A landmark was toppled today. It wasn’t one that many people knew of, but it was one that grew close to my heart over the years. Today they bulldozed the cabin and surrounding trees down the road from my home. The silos still stand – not sure for how much longer, but they are there tonight.
This place was the “haunted house” down the road, the only other structure on this segment of Strauss Cabin Road besides ours. I grew up in my home half a mile from this derelict for the last 17 years. I would wake up before sunrise to photograph the cabin and the sprawling landscape around it. I would sneak out on sticky summer nights as a teenager and meet friends there to drink warm beer and tell ghost stories. I would drive by it daily and thank no one in particular for allowing this piece of rotting, rusty history to be our neighbor.
My mom told me years ago that our house was the third one built on the road. The first was the original Strauss Cabin, a modest homestead perched next to the Poudre River under a maze of massive cottonwood trees. The second was this cabin in the first decade of the 1900s. It sat on a sparse lot of field grass about a quarter mile from the original homestead. The third house plopped down on County Road 7 was ours, a small wooden structure set across from a lake with a tiny pond of its own on the property.
When I moved here in 2000, our home was the last livable one remaining on the road. All that was left of the others was a pile of bricks and ashes of Strauss Cabin and two colossal grain silos towering over a labyrinth of horse stalls and an eerie dark wood house. Inside one of the silos near the top of the structure hung a noose, presumably left there by some mischievous 90s teenager. Seeing as part of the stables had been burned down via arson years earlier, the jump to ghosts was an easy one to make for local youth. I can’t even tell you how many times I heard people ask me in high school after they found out where I lived if I had ever seen a ghost on my road or in the infamous “Strauss Cabin”. I never did.

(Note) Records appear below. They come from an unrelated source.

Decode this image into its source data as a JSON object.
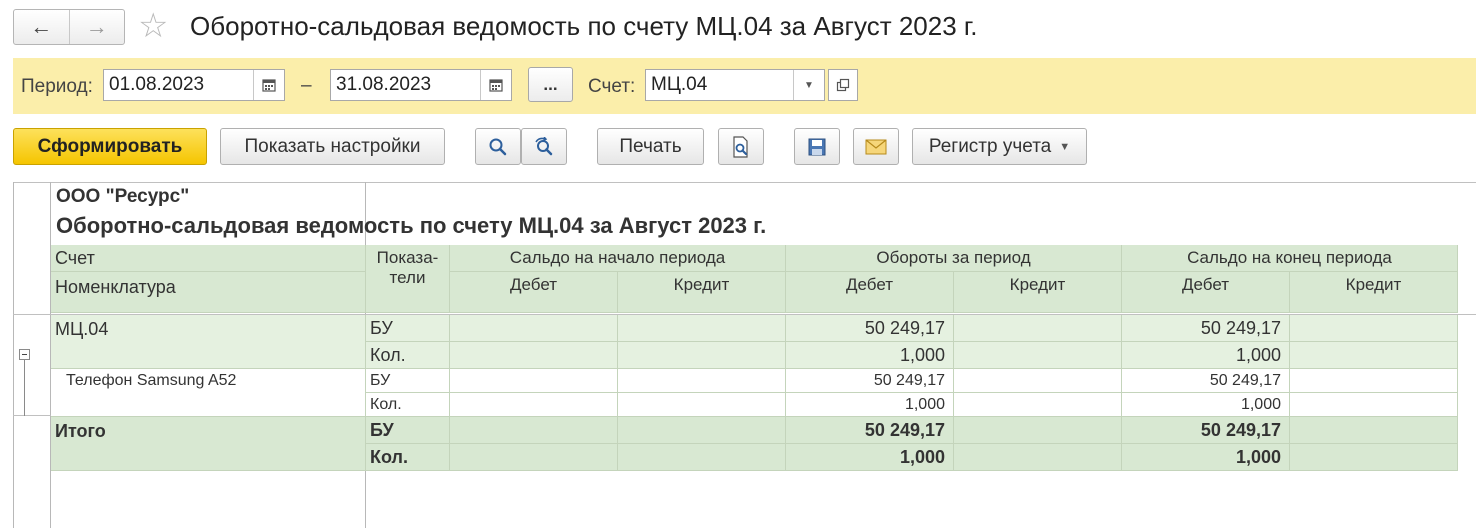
{
  "window": {
    "title": "Оборотно-сальдовая ведомость по счету МЦ.04 за Август 2023 г.",
    "back_icon": "arrow-left-icon",
    "forward_icon": "arrow-right-icon",
    "favorite_icon": "star-icon"
  },
  "params": {
    "period_label": "Период:",
    "period_start": "01.08.2023",
    "period_dash": "–",
    "period_end": "31.08.2023",
    "dots_label": "...",
    "account_label": "Счет:",
    "account_value": "МЦ.04"
  },
  "toolbar": {
    "generate": "Сформировать",
    "show_settings": "Показать настройки",
    "print": "Печать",
    "register": "Регистр учета"
  },
  "report": {
    "organization": "ООО \"Ресурс\"",
    "title": "Оборотно-сальдовая ведомость по счету МЦ.04 за Август 2023 г.",
    "headers": {
      "account": "Счет",
      "nomenclature": "Номенклатура",
      "indicators_1": "Показа-",
      "indicators_2": "тели",
      "opening_balance": "Сальдо на начало периода",
      "turnover": "Обороты за период",
      "closing_balance": "Сальдо на конец периода",
      "debit": "Дебет",
      "credit": "Кредит"
    },
    "rows": [
      {
        "name": "МЦ.04",
        "indicator": "БУ",
        "open_debit": "",
        "open_credit": "",
        "turn_debit": "50 249,17",
        "turn_credit": "",
        "close_debit": "50 249,17",
        "close_credit": ""
      },
      {
        "name": "",
        "indicator": "Кол.",
        "open_debit": "",
        "open_credit": "",
        "turn_debit": "1,000",
        "turn_credit": "",
        "close_debit": "1,000",
        "close_credit": ""
      },
      {
        "name": "Телефон Samsung A52",
        "indicator": "БУ",
        "open_debit": "",
        "open_credit": "",
        "turn_debit": "50 249,17",
        "turn_credit": "",
        "close_debit": "50 249,17",
        "close_credit": ""
      },
      {
        "name": "",
        "indicator": "Кол.",
        "open_debit": "",
        "open_credit": "",
        "turn_debit": "1,000",
        "turn_credit": "",
        "close_debit": "1,000",
        "close_credit": ""
      },
      {
        "name": "Итого",
        "indicator": "БУ",
        "open_debit": "",
        "open_credit": "",
        "turn_debit": "50 249,17",
        "turn_credit": "",
        "close_debit": "50 249,17",
        "close_credit": ""
      },
      {
        "name": "",
        "indicator": "Кол.",
        "open_debit": "",
        "open_credit": "",
        "turn_debit": "1,000",
        "turn_credit": "",
        "close_debit": "1,000",
        "close_credit": ""
      }
    ]
  },
  "colors": {
    "params_bg": "#fbeeaa",
    "header_bg": "#d8e8d2",
    "group_bg": "#e5f1e0",
    "primary_button": "#f5c500"
  }
}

What I did see were two bald eagles return every spring and fall to nest in the same dead cottonwood for nearly 20 years straight. That tree is gone now. Their home is gone now. They were the last two baldies I’ve seen in the Fort Collins area since I was a boy, and I doubt I will ever see them again.
I’m sad. I’m sunken. I’m furious… but not really sure at whom. It’s a natural part of life having homes destroyed or taken away from you in the blink of an eye. Whether it is caused by the intervention of humans to turn a profit or the spark of a fire during a lightning strike, buildings burn and homes collapse.
Call me saccharine. Call me nostalgic. Call me a sap, but I feel sorry for those eagles. They will soar in around sundown tonight and realize their home for the last two decades is gone. The pace of the world around them is quicker than their own. They will realize overnight that the roost they made, the nest they set, the home they built, is no longer theirs. It isn’t fair. It isn’t just. It isn’t right. But it is.
The eagles will be fine though. They will fly on this evening and search for a new tree on a new road next to a new family that they can call home. They will build up their nest stick by stick and rear chicks, just as they have before. Maybe in time they will learn to accept their old home is gone, and this new one is there… if only just for a bit.